The insurance industry needs to move forward and simplify intellectual property (IP) coverage for the small- and medium-sized enterprise (SME) market, a specialist insurance provider said.
IP insurance typically involves long, complicated proposal forms, a fee charged to get a proper quotation, and a lot of legwork and time, said Maddi Brown, intellectual property practice leader with London, U.K.-based managing general agent CFC Underwriting. What’s worse is that sometimes a client will pay the fee, but the underwriter will still ultimately decline the risk, Brown said.
“Can you imagine the frustration if you’ve paid out 1,000 pounds and then you still don’t get terms at the end?” Brown said Thursday in an interview with Canadian Underwriter. “And it puts brokers off IP insurance, because it’s a voluntary class of insurance.
“I’ve been doing this for 15 years and it’s a fact that it’s always been complicated,” she added. “That’s where we’re focusing on is simplifying everything all the way through from quote to bind, which should be a simple process like any other insurance line. You can simplify that process when you work in the SME market.”
At CFC, they have removed the fee and use data analytics to help streamline the process. “We have a lot of resources, which means that we can now actually indicate based off website and revenue alone, subject then to the form,” Brown said. “And that really helped us open up the market and open up the space and allow clients and brokers to access the coverage in a much easier and simplistic manner.”

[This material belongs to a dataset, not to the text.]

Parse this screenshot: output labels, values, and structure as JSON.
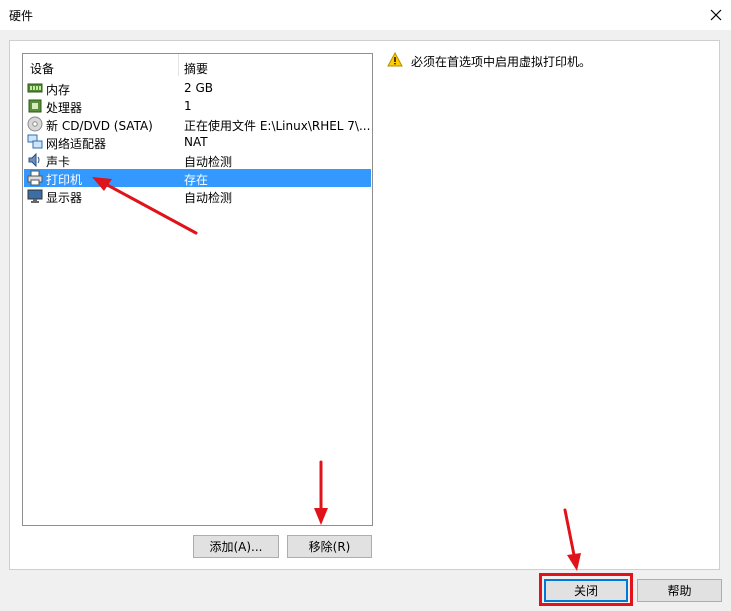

It’s a process that used to take a week or longer, but can now be done within 24-48 hours, Brown said.
“Quite typically, the information is on their website,” Brown said of SMEs. “And the revenue information just provides that additional requirement. The risk is quite different when we get the large corporates because they might have subsidiaries and other things that are not on their main website.”
There may also be litigation for large corporations. “So, there’s loads of complex aspects to their risks… [that] do need to be reviewed and assessed in order to provide terms for them. And if you move down to the SMEs, you don’t get that complexity.”
However, if CFC sees from its own data research that a company has large claims, it may be more cautious and contact the broker first. As well, if there are indemnity clauses within contracts with third parties related to protecting IP in the event of infringement, for example, CFC will look closer at the contracts to see if there is anything uninsurable within that contract.
IP coverage is essentially an infringement liability policy, Brown explained. “I always say that about the IP product: it’s a liability policy, just with IP attached to it.”
This coverage helps businesses defend themselves against claims of IP infringement, and can help businesses pursue those who are infringing on patents, copyrights or trademarks. In CFC’s case, there is also coverage for contractual indemnities, loss of IP rights and loss of profit.